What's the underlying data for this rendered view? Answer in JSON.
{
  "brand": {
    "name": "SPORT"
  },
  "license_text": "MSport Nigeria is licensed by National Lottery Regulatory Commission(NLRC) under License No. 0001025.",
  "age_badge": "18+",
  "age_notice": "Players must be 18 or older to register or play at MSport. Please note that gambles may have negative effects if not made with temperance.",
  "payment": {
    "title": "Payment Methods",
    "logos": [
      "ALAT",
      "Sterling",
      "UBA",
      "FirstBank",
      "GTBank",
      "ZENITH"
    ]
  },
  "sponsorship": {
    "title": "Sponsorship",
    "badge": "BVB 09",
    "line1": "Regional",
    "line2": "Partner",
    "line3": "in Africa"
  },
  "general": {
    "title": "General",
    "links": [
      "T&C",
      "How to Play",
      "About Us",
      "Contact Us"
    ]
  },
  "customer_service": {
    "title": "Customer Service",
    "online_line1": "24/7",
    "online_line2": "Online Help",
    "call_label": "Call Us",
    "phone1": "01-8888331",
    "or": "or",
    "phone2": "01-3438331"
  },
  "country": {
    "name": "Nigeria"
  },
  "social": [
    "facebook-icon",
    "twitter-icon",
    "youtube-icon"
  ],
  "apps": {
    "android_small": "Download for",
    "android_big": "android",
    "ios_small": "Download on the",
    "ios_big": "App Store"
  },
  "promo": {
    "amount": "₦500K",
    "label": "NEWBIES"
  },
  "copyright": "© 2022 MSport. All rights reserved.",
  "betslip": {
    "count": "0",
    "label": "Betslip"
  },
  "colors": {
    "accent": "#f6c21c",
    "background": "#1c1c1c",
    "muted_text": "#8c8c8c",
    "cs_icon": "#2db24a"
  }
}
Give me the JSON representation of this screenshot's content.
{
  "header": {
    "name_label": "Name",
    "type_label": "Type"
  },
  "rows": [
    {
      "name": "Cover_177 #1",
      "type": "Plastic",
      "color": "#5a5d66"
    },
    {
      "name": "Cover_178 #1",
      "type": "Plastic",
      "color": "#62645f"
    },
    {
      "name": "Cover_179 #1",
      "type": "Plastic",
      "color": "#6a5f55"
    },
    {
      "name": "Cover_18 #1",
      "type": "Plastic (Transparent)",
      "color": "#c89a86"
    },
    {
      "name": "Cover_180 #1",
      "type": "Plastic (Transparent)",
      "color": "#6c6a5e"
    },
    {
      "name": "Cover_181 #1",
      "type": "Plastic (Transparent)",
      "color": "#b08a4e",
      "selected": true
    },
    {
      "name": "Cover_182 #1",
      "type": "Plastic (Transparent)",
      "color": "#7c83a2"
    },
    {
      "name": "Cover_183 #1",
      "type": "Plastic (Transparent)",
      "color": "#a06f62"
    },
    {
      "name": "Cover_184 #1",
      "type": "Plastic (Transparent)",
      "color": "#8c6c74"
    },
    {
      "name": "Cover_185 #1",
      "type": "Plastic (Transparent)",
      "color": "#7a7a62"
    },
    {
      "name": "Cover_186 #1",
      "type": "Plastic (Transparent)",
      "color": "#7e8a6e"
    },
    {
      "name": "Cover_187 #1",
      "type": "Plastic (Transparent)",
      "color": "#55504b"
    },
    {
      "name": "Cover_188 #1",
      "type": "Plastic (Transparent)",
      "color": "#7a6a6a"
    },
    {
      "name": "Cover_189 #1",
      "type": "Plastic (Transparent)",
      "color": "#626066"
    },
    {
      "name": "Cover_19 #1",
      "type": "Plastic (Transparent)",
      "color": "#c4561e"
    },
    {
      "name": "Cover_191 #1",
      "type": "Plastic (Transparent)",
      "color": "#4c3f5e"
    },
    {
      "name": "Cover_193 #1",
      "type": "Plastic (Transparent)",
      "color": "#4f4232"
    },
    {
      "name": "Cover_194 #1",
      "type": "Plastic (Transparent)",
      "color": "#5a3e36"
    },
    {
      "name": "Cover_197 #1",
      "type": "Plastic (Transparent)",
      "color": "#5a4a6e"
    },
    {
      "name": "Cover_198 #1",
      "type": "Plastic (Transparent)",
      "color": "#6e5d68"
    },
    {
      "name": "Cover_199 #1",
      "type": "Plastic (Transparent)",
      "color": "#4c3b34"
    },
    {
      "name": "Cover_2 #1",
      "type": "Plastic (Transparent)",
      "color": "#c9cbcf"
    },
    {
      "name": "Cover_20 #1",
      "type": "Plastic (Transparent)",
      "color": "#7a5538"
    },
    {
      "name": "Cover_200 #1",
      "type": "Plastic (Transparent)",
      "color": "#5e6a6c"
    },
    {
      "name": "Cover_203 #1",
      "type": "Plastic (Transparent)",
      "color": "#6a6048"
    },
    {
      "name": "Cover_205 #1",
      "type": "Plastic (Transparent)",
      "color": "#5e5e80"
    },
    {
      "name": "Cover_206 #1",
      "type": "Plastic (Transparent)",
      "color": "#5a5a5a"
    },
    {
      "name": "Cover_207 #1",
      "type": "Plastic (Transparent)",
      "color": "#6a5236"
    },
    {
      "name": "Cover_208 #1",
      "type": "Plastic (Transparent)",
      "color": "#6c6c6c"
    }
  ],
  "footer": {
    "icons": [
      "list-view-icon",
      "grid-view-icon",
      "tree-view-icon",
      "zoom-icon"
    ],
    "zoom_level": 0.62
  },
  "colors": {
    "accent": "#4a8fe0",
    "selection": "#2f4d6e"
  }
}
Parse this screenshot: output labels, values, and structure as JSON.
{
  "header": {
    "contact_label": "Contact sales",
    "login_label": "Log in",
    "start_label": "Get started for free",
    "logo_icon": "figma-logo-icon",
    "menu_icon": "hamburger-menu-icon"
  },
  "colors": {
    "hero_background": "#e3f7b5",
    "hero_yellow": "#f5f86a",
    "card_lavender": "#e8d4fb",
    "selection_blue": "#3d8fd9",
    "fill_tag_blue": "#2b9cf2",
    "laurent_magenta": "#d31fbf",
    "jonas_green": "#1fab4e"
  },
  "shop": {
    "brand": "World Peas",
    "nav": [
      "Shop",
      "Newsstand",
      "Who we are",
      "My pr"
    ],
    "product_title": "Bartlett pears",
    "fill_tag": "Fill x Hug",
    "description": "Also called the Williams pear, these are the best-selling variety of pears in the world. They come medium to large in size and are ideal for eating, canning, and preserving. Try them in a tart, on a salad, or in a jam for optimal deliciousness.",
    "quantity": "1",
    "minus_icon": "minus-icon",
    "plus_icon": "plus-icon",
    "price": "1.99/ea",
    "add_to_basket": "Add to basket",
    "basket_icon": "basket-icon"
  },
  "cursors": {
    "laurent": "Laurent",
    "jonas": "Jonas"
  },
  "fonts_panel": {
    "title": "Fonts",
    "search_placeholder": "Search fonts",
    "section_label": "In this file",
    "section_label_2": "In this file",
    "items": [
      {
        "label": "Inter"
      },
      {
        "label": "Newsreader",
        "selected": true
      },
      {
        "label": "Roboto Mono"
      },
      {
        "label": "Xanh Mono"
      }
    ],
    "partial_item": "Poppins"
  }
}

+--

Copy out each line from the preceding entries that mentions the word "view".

What's the underlying data for this rendered view? Answer in JSON.
      "list-view-icon",
      "grid-view-icon",
      "tree-view-icon",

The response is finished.